WHAT THE TASK REQUIRES:
Go through the data line by line. Copy each one holding the string "Networks".

TASK INPUT:
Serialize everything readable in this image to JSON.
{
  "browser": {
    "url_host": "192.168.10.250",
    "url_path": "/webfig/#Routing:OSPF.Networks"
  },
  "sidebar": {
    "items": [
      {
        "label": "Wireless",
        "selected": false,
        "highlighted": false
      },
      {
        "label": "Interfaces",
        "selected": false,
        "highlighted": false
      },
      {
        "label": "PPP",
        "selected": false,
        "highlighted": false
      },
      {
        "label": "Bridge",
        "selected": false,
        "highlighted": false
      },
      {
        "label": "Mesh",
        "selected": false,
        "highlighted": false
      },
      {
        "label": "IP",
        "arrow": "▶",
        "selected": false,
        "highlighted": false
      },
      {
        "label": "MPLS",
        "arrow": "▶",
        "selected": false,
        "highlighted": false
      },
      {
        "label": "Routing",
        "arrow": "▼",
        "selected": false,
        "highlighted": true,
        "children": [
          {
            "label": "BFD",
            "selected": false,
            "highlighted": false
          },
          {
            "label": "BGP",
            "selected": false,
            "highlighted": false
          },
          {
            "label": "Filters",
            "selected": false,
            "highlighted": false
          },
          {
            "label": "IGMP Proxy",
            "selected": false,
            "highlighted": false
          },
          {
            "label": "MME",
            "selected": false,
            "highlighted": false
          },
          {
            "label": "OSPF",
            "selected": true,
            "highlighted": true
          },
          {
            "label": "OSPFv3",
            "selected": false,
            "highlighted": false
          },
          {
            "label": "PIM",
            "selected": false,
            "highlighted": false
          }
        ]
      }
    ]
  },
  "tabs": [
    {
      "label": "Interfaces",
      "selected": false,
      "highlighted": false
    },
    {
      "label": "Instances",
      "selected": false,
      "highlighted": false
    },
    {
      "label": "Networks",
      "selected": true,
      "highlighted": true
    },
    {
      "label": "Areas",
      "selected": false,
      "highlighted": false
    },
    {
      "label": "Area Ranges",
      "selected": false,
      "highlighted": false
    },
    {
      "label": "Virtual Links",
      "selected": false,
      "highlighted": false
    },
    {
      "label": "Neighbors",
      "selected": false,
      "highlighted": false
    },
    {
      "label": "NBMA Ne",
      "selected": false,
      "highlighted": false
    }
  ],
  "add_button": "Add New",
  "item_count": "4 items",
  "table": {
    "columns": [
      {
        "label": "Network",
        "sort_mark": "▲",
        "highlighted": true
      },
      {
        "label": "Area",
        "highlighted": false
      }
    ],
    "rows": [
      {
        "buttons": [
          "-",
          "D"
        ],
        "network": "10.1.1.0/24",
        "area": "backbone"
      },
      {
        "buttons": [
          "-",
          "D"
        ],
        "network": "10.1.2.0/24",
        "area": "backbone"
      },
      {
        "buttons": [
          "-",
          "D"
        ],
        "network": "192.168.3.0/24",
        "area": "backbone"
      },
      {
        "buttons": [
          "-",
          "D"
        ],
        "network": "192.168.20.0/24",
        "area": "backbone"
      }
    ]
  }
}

TASK OUTPUT:
    "url_path": "/webfig/#Routing:OSPF.Networks"
      "label": "Networks",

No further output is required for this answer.